Czechs in no rush to join eurozone: president
The Czech Republic is in no rush to adopt the euro in light of the problems certain eurozone countries are suffering, Czech President Vaclav Klaus said Monday.
"We are not rushing to enter the eurozone. This is the dominant position in the Czech Republic," Klaus, a former economist, said after meeting his German counterpart Christian Wulff.
"After this year's euro crisis, there is no clearly defined group in the Czech Republic -- the government, the parliament, the central bank -- which would recommend accession to the eurozone in the foreseeable future," he added.
On Sunday, Ireland said it would receive a bailout from the European Union and the International Monetary Fund that could reach up to 90 billion euros (123 billion dollars) following another eurozone struggler Greece, which received a 110-billion-euro cash injection from the EU-IMF earlier this year.
Several other eurozone members including Spain and Portugal are also a source of concern for the EU.
"Although we are not eurozone members, it is no pleasure for us to discover one problem experienced by a eurozone country after another," said Klaus, a staunch eurosceptic known for his distaste for economic regulation.
"As a country with very close economic ties with Germany and Europe in general, we see any problem in the eurozone as a problem for us too," he added.
The Czech Republic, a country of 10.5 million pledged to adopt the euro when it joined the European Union in 2004, but its government has been putting off the entry date and its current centre-right government has not yet fixed a euro entry date since it took office in July.
But it has announced harsh austerity steps to put the country's public finances battered by the global economic slump back on track, planning a public deficit under the eurozone limit of 3.0 percent of gross domestic product by 2013.
The Czech economy driven by the auto industry grew at an annual pace of 3.0 percent in the third quarter of the year after slumping by 4.1 percent in full-year 2009 as the global downturn stifled demand for its exports.

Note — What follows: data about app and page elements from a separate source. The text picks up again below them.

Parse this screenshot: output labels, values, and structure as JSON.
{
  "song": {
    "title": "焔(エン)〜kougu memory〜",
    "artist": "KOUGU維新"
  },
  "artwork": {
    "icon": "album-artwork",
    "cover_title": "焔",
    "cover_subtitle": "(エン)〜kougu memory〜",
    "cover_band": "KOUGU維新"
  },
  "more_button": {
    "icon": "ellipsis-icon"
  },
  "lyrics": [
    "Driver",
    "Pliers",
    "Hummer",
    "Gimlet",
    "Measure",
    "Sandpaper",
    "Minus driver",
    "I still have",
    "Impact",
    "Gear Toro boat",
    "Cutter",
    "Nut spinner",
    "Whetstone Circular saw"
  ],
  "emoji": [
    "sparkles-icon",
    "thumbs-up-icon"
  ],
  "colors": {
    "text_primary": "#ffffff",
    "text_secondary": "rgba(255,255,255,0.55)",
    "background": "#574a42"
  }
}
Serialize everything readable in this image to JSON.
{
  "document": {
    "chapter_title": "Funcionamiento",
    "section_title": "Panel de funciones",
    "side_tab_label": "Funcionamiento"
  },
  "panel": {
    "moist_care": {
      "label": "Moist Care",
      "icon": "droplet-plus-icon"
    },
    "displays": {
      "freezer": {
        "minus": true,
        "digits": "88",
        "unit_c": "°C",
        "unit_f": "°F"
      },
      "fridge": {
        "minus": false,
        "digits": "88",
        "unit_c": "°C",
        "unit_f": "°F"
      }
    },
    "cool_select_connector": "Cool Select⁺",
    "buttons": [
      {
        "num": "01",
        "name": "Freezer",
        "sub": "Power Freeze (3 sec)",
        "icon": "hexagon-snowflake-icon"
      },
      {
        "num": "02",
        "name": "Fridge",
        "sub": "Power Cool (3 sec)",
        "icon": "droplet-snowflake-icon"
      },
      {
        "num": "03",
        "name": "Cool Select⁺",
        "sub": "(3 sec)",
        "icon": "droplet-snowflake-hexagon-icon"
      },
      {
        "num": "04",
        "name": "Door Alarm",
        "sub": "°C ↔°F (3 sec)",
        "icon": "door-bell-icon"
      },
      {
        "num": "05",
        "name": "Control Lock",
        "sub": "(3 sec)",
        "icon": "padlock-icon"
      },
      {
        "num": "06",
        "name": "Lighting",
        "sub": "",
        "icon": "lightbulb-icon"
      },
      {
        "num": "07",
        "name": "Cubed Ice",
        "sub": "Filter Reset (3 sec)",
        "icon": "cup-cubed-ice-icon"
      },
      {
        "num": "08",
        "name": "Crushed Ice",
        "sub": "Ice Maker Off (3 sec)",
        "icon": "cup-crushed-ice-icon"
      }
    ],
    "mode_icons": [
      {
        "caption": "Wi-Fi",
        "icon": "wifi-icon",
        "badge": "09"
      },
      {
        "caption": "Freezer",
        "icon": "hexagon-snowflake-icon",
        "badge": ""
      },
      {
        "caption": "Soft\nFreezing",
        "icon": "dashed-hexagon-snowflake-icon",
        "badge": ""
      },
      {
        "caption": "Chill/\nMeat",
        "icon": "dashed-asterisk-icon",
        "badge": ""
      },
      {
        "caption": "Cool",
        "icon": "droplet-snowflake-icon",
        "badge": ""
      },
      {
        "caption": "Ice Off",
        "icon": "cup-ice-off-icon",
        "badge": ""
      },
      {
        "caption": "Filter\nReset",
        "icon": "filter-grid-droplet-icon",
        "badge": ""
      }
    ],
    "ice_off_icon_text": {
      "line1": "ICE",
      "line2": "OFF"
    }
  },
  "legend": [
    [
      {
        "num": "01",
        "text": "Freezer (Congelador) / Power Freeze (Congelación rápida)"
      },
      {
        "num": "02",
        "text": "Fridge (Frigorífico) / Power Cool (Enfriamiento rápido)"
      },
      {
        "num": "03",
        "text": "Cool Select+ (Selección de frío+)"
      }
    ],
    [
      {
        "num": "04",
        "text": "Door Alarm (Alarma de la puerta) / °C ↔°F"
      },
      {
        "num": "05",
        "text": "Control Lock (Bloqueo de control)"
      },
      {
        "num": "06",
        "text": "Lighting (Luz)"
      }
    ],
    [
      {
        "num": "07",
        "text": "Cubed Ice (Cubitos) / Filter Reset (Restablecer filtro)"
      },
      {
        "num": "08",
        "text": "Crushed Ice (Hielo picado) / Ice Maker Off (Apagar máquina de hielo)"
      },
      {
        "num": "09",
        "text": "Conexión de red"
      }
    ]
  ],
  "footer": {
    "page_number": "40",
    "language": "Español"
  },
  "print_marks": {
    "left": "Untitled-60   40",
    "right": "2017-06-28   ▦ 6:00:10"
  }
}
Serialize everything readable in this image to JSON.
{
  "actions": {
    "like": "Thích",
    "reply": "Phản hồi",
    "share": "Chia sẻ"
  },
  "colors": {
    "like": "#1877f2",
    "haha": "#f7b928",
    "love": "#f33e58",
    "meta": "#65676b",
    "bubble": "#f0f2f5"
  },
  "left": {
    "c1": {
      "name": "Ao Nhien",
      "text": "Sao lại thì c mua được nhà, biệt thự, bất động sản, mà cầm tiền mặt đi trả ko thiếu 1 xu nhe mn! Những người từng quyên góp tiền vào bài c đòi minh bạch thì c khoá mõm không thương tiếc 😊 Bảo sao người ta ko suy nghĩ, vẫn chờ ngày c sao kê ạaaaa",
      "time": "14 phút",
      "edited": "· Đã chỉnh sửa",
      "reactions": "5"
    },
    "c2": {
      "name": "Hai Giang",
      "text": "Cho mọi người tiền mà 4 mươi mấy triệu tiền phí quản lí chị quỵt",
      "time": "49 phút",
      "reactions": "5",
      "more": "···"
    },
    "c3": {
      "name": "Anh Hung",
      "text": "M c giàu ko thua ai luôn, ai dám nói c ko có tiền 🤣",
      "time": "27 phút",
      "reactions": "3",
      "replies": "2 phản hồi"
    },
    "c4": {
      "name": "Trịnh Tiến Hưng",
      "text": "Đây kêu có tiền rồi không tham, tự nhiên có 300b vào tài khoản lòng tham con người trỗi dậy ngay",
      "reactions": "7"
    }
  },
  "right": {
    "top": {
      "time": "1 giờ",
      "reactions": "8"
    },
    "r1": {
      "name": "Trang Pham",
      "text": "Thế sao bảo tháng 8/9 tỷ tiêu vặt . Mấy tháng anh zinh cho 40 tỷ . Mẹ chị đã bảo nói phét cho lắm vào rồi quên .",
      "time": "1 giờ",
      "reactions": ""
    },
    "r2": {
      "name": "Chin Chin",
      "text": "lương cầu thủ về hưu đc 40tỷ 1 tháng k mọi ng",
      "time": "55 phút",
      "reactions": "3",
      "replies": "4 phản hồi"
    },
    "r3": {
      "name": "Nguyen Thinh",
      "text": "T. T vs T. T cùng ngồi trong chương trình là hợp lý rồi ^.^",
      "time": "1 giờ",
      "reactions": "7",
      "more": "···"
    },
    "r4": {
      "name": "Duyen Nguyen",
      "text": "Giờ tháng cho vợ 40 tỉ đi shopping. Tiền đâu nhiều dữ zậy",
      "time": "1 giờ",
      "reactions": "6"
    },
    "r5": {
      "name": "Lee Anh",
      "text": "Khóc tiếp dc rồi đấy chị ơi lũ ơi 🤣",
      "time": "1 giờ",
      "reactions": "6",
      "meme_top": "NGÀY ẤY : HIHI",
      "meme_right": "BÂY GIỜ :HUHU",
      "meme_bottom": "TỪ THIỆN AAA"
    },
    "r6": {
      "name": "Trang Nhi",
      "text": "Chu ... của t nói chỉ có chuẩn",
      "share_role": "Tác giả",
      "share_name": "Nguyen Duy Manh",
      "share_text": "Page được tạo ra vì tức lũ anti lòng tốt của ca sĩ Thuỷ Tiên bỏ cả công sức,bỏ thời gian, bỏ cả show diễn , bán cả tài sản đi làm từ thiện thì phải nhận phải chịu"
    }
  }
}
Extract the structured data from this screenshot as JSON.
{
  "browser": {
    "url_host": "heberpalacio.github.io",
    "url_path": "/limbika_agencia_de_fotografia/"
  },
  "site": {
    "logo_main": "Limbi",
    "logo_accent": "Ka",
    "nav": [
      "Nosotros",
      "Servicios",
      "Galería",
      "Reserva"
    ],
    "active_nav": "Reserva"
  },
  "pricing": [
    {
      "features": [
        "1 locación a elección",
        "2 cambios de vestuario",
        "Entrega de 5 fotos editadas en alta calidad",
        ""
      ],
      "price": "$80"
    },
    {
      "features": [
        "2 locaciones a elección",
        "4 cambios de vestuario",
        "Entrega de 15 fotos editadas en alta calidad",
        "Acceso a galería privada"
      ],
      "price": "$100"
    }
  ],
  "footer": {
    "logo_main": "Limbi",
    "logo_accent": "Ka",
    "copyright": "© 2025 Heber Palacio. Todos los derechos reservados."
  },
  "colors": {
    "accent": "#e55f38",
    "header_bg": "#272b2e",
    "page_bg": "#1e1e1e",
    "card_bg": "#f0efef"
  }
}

The Czech central bank expects the country's economy to grow by 2.3 percent this year before a slowdown to 1.2-percent growth caused by the cabinet's austerity measures.
© 2010 AFP